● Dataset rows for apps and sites

☆ ☆ ☆ ☆ ☆ ☆ ☆

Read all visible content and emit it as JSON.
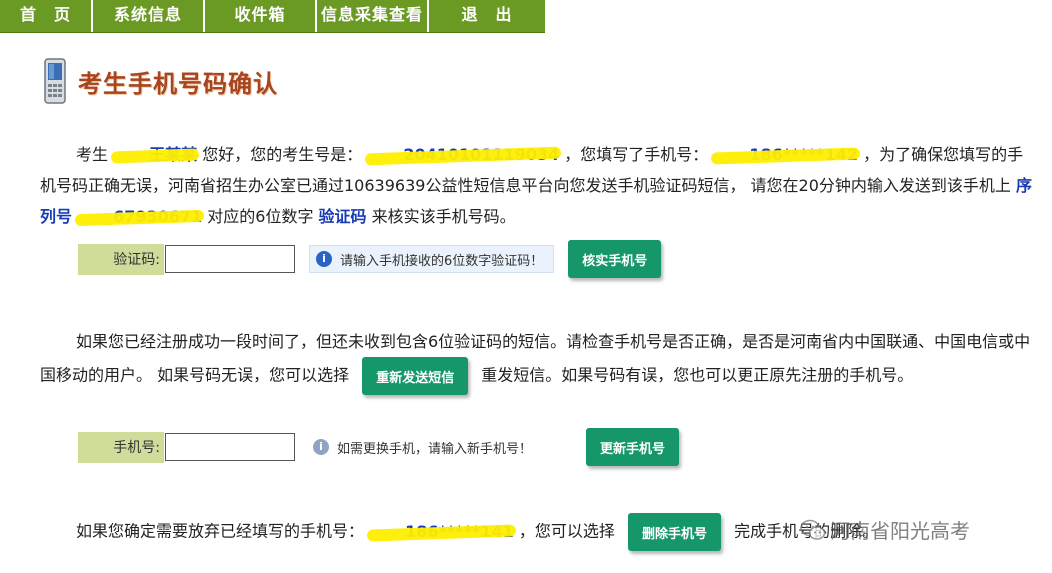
{
  "nav": {
    "items": [
      {
        "label": "首　页",
        "width": 93
      },
      {
        "label": "系统信息",
        "width": 112
      },
      {
        "label": "收件箱",
        "width": 112
      },
      {
        "label": "信息采集查看",
        "width": 112
      },
      {
        "label": "退　出",
        "width": 116
      }
    ]
  },
  "header": {
    "title": "考生手机号码确认"
  },
  "section1": {
    "greet": "考生",
    "name": "王某某",
    "t1": "您好，您的考生号是：",
    "exam_no": "20410101119034",
    "t2": "，您填写了手机号：",
    "phone": "186*****142",
    "t3": "，为了确保您填写的手机号码正确无误，河南省招生办公室已通过10639639公益性短信息平台向您发送手机验证码短信， 请您在20分钟内输入发送到该手机上",
    "seq_label": "序列号",
    "seq_no": "67930671",
    "t4": "对应的6位数字",
    "code_label": "验证码",
    "t5": "来核实该手机号码。"
  },
  "verify": {
    "label": "验证码:",
    "input_value": "",
    "hint": "请输入手机接收的6位数字验证码！",
    "button": "核实手机号"
  },
  "section2": {
    "t1": "如果您已经注册成功一段时间了，但还未收到包含6位验证码的短信。请检查手机号是否正确，是否是河南省内中国联通、中国电信或中国移动的用户。 如果号码无误，您可以选择",
    "resend_button": "重新发送短信",
    "t2": "重发短信。如果号码有误，您也可以更正原先注册的手机号。"
  },
  "update": {
    "label": "手机号:",
    "input_value": "",
    "hint": "如需更换手机，请输入新手机号！",
    "button": "更新手机号"
  },
  "section3": {
    "t1": "如果您确定需要放弃已经填写的手机号：",
    "phone": "186*****141",
    "t2": "，您可以选择",
    "delete_button": "删除手机号",
    "t3": "完成手机号的删除。"
  },
  "watermark": {
    "text": "河南省阳光高考"
  }
}
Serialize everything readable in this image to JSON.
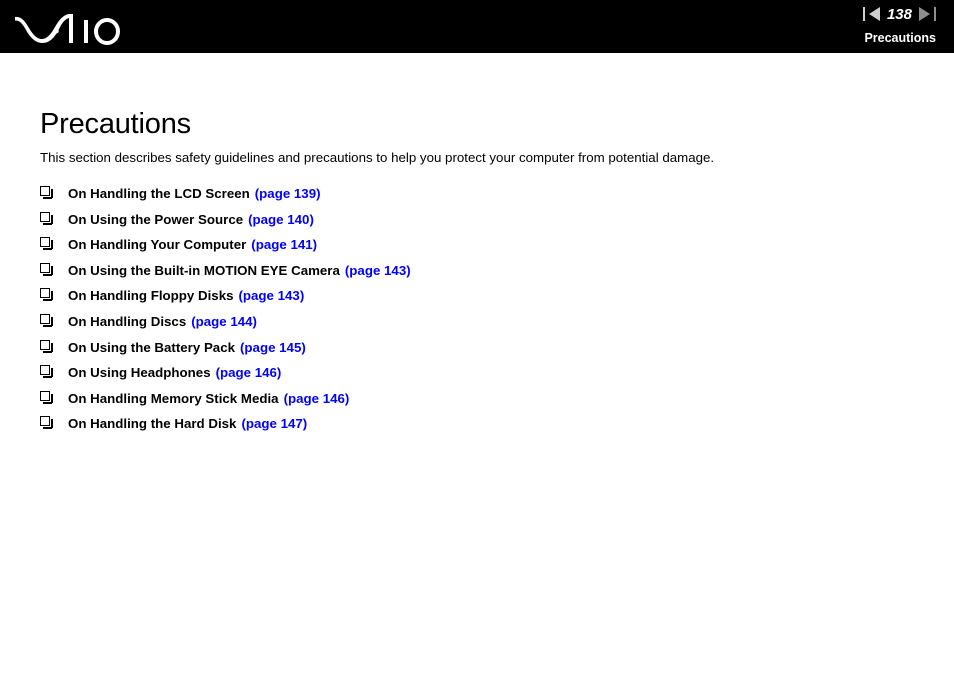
{
  "header": {
    "logo_name": "vaio-logo",
    "logo_text": "VAIO",
    "nav": {
      "prev_icon": "triangle-left-icon",
      "next_icon": "triangle-right-icon",
      "page_number": "138"
    },
    "section_label": "Precautions",
    "background_color": "#000000",
    "text_color": "#ffffff",
    "prev_arrow_color": "#cfcfcf",
    "next_arrow_color": "#8f8f8f"
  },
  "main": {
    "title": "Precautions",
    "intro": "This section describes safety guidelines and precautions to help you protect your computer from potential damage.",
    "link_color": "#0000ff",
    "bullet_icon": "hollow-square-bullet-icon",
    "toc_items": [
      {
        "label": "On Handling the LCD Screen",
        "page_ref": "(page 139)"
      },
      {
        "label": "On Using the Power Source",
        "page_ref": "(page 140)"
      },
      {
        "label": "On Handling Your Computer",
        "page_ref": "(page 141)"
      },
      {
        "label": "On Using the Built-in MOTION EYE Camera",
        "page_ref": "(page 143)"
      },
      {
        "label": "On Handling Floppy Disks",
        "page_ref": "(page 143)"
      },
      {
        "label": "On Handling Discs",
        "page_ref": "(page 144)"
      },
      {
        "label": "On Using the Battery Pack",
        "page_ref": "(page 145)"
      },
      {
        "label": "On Using Headphones",
        "page_ref": "(page 146)"
      },
      {
        "label": "On Handling Memory Stick Media",
        "page_ref": "(page 146)"
      },
      {
        "label": "On Handling the Hard Disk",
        "page_ref": "(page 147)"
      }
    ]
  }
}
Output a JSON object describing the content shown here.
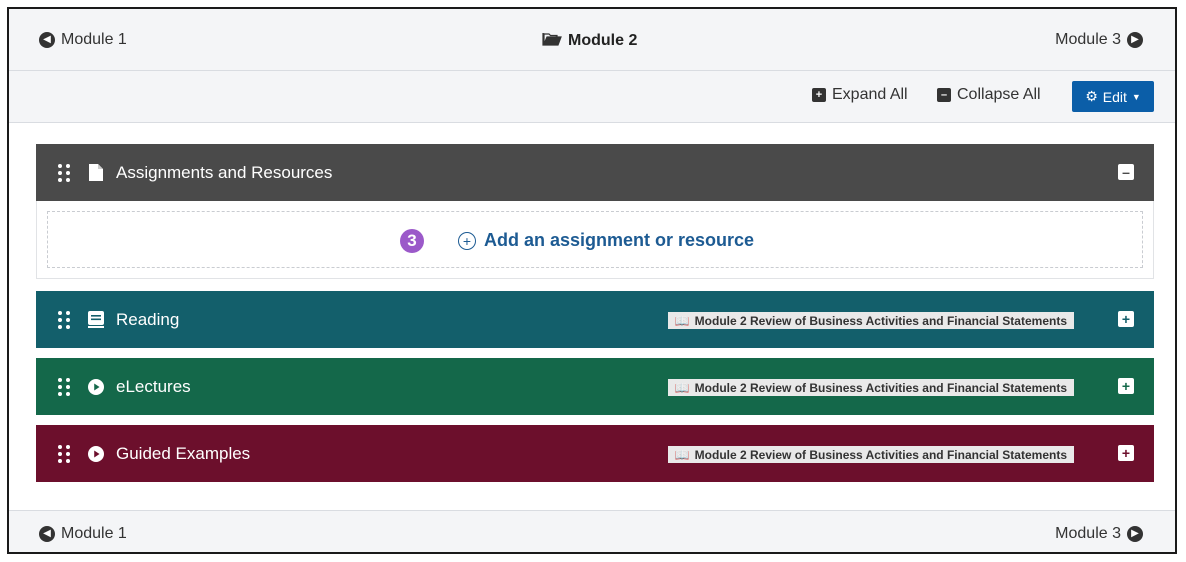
{
  "nav": {
    "prev_label": "Module 1",
    "current_label": "Module 2",
    "next_label": "Module 3"
  },
  "toolbar": {
    "expand_all_label": "Expand All",
    "collapse_all_label": "Collapse All",
    "edit_label": "Edit"
  },
  "panels": [
    {
      "title": "Assignments and Resources",
      "icon": "file-icon",
      "color": "#4a4a4a",
      "expanded": true
    },
    {
      "title": "Reading",
      "icon": "book-icon",
      "color": "#135f6b",
      "badge": "Module 2 Review of Business Activities and Financial Statements",
      "expanded": false
    },
    {
      "title": "eLectures",
      "icon": "play-circle-icon",
      "color": "#14684a",
      "badge": "Module 2 Review of Business Activities and Financial Statements",
      "expanded": false
    },
    {
      "title": "Guided Examples",
      "icon": "play-circle-icon",
      "color": "#6c0f2c",
      "badge": "Module 2 Review of Business Activities and Financial Statements",
      "expanded": false
    }
  ],
  "add_resource": {
    "step_number": "3",
    "label": "Add an assignment or resource"
  },
  "footer_nav": {
    "prev_label": "Module 1",
    "next_label": "Module 3"
  }
}
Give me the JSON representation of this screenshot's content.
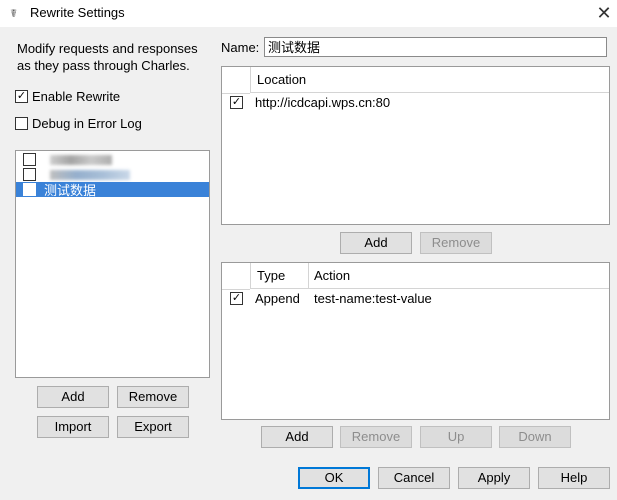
{
  "window": {
    "title": "Rewrite Settings",
    "close_glyph": "✕",
    "app_icon_glyph": "☤"
  },
  "left": {
    "description": "Modify requests and responses as they pass through Charles.",
    "enable_rewrite": {
      "label": "Enable Rewrite",
      "checked": true
    },
    "debug_log": {
      "label": "Debug in Error Log",
      "checked": false
    },
    "sets": [
      {
        "label": "",
        "checked": false,
        "blurred": true,
        "selected": false
      },
      {
        "label": "",
        "checked": false,
        "blurred": true,
        "selected": false
      },
      {
        "label": "测试数据",
        "checked": false,
        "blurred": false,
        "selected": true
      }
    ],
    "add_label": "Add",
    "remove_label": "Remove",
    "import_label": "Import",
    "export_label": "Export"
  },
  "name": {
    "label": "Name:",
    "value": "测试数据"
  },
  "locations": {
    "header": "Location",
    "rows": [
      {
        "checked": true,
        "value": "http://icdcapi.wps.cn:80"
      }
    ],
    "add_label": "Add",
    "remove_label": "Remove"
  },
  "rules": {
    "headers": {
      "type": "Type",
      "action": "Action"
    },
    "rows": [
      {
        "checked": true,
        "type": "Append",
        "action": "test-name:test-value"
      }
    ],
    "add_label": "Add",
    "remove_label": "Remove",
    "up_label": "Up",
    "down_label": "Down"
  },
  "footer": {
    "ok_label": "OK",
    "cancel_label": "Cancel",
    "apply_label": "Apply",
    "help_label": "Help"
  },
  "check_glyph": "✓"
}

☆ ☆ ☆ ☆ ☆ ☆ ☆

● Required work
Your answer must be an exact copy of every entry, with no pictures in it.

● Result
Read all visible content and emit it as JSON.
{
  "nav": {
    "items": [
      {
        "label": "首　页",
        "width": 93
      },
      {
        "label": "系统信息",
        "width": 112
      },
      {
        "label": "收件箱",
        "width": 112
      },
      {
        "label": "信息采集查看",
        "width": 112
      },
      {
        "label": "退　出",
        "width": 116
      }
    ]
  },
  "header": {
    "title": "考生手机号码确认"
  },
  "section1": {
    "greet": "考生",
    "name": "王某某",
    "t1": "您好，您的考生号是：",
    "exam_no": "20410101119034",
    "t2": "，您填写了手机号：",
    "phone": "186*****142",
    "t3": "，为了确保您填写的手机号码正确无误，河南省招生办公室已通过10639639公益性短信息平台向您发送手机验证码短信， 请您在20分钟内输入发送到该手机上",
    "seq_label": "序列号",
    "seq_no": "67930671",
    "t4": "对应的6位数字",
    "code_label": "验证码",
    "t5": "来核实该手机号码。"
  },
  "verify": {
    "label": "验证码:",
    "input_value": "",
    "hint": "请输入手机接收的6位数字验证码！",
    "button": "核实手机号"
  },
  "section2": {
    "t1": "如果您已经注册成功一段时间了，但还未收到包含6位验证码的短信。请检查手机号是否正确，是否是河南省内中国联通、中国电信或中国移动的用户。 如果号码无误，您可以选择",
    "resend_button": "重新发送短信",
    "t2": "重发短信。如果号码有误，您也可以更正原先注册的手机号。"
  },
  "update": {
    "label": "手机号:",
    "input_value": "",
    "hint": "如需更换手机，请输入新手机号！",
    "button": "更新手机号"
  },
  "section3": {
    "t1": "如果您确定需要放弃已经填写的手机号：",
    "phone": "186*****141",
    "t2": "，您可以选择",
    "delete_button": "删除手机号",
    "t3": "完成手机号的删除。"
  },
  "watermark": {
    "text": "河南省阳光高考"
  }
}
Serialize everything readable in this image to JSON.
{
  "header": {
    "logo_name": "vaio-logo",
    "logo_text": "VAIO",
    "nav": {
      "prev_icon": "triangle-left-icon",
      "next_icon": "triangle-right-icon",
      "page_number": "138"
    },
    "section_label": "Precautions",
    "background_color": "#000000",
    "text_color": "#ffffff",
    "prev_arrow_color": "#cfcfcf",
    "next_arrow_color": "#8f8f8f"
  },
  "main": {
    "title": "Precautions",
    "intro": "This section describes safety guidelines and precautions to help you protect your computer from potential damage.",
    "link_color": "#0000ff",
    "bullet_icon": "hollow-square-bullet-icon",
    "toc_items": [
      {
        "label": "On Handling the LCD Screen",
        "page_ref": "(page 139)"
      },
      {
        "label": "On Using the Power Source",
        "page_ref": "(page 140)"
      },
      {
        "label": "On Handling Your Computer",
        "page_ref": "(page 141)"
      },
      {
        "label": "On Using the Built-in MOTION EYE Camera",
        "page_ref": "(page 143)"
      },
      {
        "label": "On Handling Floppy Disks",
        "page_ref": "(page 143)"
      },
      {
        "label": "On Handling Discs",
        "page_ref": "(page 144)"
      },
      {
        "label": "On Using the Battery Pack",
        "page_ref": "(page 145)"
      },
      {
        "label": "On Using Headphones",
        "page_ref": "(page 146)"
      },
      {
        "label": "On Handling Memory Stick Media",
        "page_ref": "(page 146)"
      },
      {
        "label": "On Handling the Hard Disk",
        "page_ref": "(page 147)"
      }
    ]
  }
}
Output a JSON object describing the content shown here.
{
  "nav": {
    "prev_label": "Module 1",
    "current_label": "Module 2",
    "next_label": "Module 3"
  },
  "toolbar": {
    "expand_all_label": "Expand All",
    "collapse_all_label": "Collapse All",
    "edit_label": "Edit"
  },
  "panels": [
    {
      "title": "Assignments and Resources",
      "icon": "file-icon",
      "color": "#4a4a4a",
      "expanded": true
    },
    {
      "title": "Reading",
      "icon": "book-icon",
      "color": "#135f6b",
      "badge": "Module 2 Review of Business Activities and Financial Statements",
      "expanded": false
    },
    {
      "title": "eLectures",
      "icon": "play-circle-icon",
      "color": "#14684a",
      "badge": "Module 2 Review of Business Activities and Financial Statements",
      "expanded": false
    },
    {
      "title": "Guided Examples",
      "icon": "play-circle-icon",
      "color": "#6c0f2c",
      "badge": "Module 2 Review of Business Activities and Financial Statements",
      "expanded": false
    }
  ],
  "add_resource": {
    "step_number": "3",
    "label": "Add an assignment or resource"
  },
  "footer_nav": {
    "prev_label": "Module 1",
    "next_label": "Module 3"
  }
}
Give me the JSON representation of this screenshot's content.
{
  "window": {
    "title": "Rewrite Settings",
    "close_glyph": "✕",
    "app_icon_glyph": "☤"
  },
  "left": {
    "description": "Modify requests and responses as they pass through Charles.",
    "enable_rewrite": {
      "label": "Enable Rewrite",
      "checked": true
    },
    "debug_log": {
      "label": "Debug in Error Log",
      "checked": false
    },
    "sets": [
      {
        "label": "",
        "checked": false,
        "blurred": true,
        "selected": false
      },
      {
        "label": "",
        "checked": false,
        "blurred": true,
        "selected": false
      },
      {
        "label": "测试数据",
        "checked": false,
        "blurred": false,
        "selected": true
      }
    ],
    "add_label": "Add",
    "remove_label": "Remove",
    "import_label": "Import",
    "export_label": "Export"
  },
  "name": {
    "label": "Name:",
    "value": "测试数据"
  },
  "locations": {
    "header": "Location",
    "rows": [
      {
        "checked": true,
        "value": "http://icdcapi.wps.cn:80"
      }
    ],
    "add_label": "Add",
    "remove_label": "Remove"
  },
  "rules": {
    "headers": {
      "type": "Type",
      "action": "Action"
    },
    "rows": [
      {
        "checked": true,
        "type": "Append",
        "action": "test-name:test-value"
      }
    ],
    "add_label": "Add",
    "remove_label": "Remove",
    "up_label": "Up",
    "down_label": "Down"
  },
  "footer": {
    "ok_label": "OK",
    "cancel_label": "Cancel",
    "apply_label": "Apply",
    "help_label": "Help"
  },
  "check_glyph": "✓"
}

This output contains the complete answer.